Qatar’s growing cosmopolitan culture has forced families to break away from its age-old association with pets and domesticated animals.
There was a time when Qatari families woke up to the ‘cock-a-doodle-doo’ of roosters for Fajr (early morning prayers). But with the times changing, roosters have simply vanished from Qatari households and they are increasingly being replaced by imported birds, Turkish and Shirazi cats, rabbits, turtles and fluffy European breed puppies.
“Villages are fast disappearing. Old Qatari homes had large open premises, where domestic animals could freely move around.
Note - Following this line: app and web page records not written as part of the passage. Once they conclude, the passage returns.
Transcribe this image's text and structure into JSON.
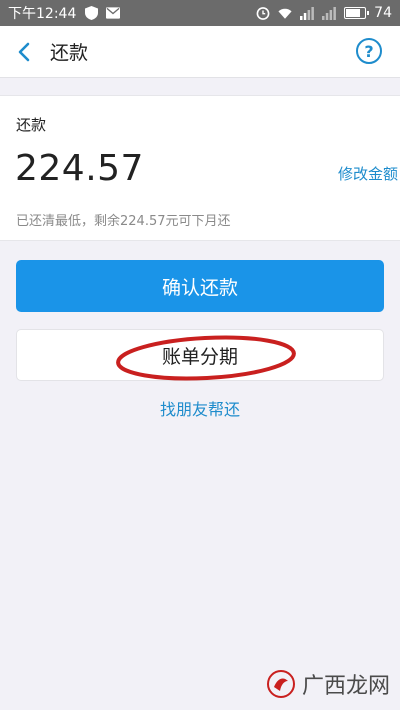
{
  "statusbar": {
    "time": "下午12:44",
    "battery": "74"
  },
  "nav": {
    "title": "还款",
    "help_symbol": "?"
  },
  "repay": {
    "label": "还款",
    "amount": "224.57",
    "modify_link": "修改金额",
    "hint": "已还清最低，剩余224.57元可下月还"
  },
  "actions": {
    "confirm": "确认还款",
    "installment": "账单分期",
    "friend": "找朋友帮还"
  },
  "watermark": {
    "text": "广西龙网"
  },
  "colors": {
    "accent": "#1a94e8",
    "link": "#1e8ccc",
    "annotation": "#c9201f"
  }
}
With Qataris moving into plush villas, the culture of living with domestic animals has become a thing of the past.
“The law that forbids owners from letting their domestic animals to graze in open grounds has forced a section of Qataris to shift them to ezab (farms),” says a senior Qatari citizen.
Qataris do not have a culture of keeping dogs at home and prefer to keep them for hunting and guarding.
But tides seem to be slightly turning. Influenced by Qatar’s emerging cosmopolitan culture, there is an increasing trend among the new generation of Qataris to befriend tiny, fluffy Western puppies.
Some believe raising pets has now turned into a significant element of lifestyle like fashion and cars. Young Qatari girls prefer having cats like Siamese and Shirazi ones in homes.
“Because of the influence of emerging foreign culture on the Qatari society, girls have begun to raise cats at home and I expect this practice to continue in the future.
“People will start imitating other cultures, raising animals at home,” said Rashid Al Kubaisi, a Qatari citizen.
The growing influence of foreign culture and the fact that domesticated animals and pets are readily available in the local market are the reasons why more and more young Qataris want to have pets at their homes, says a Qatari psychologist.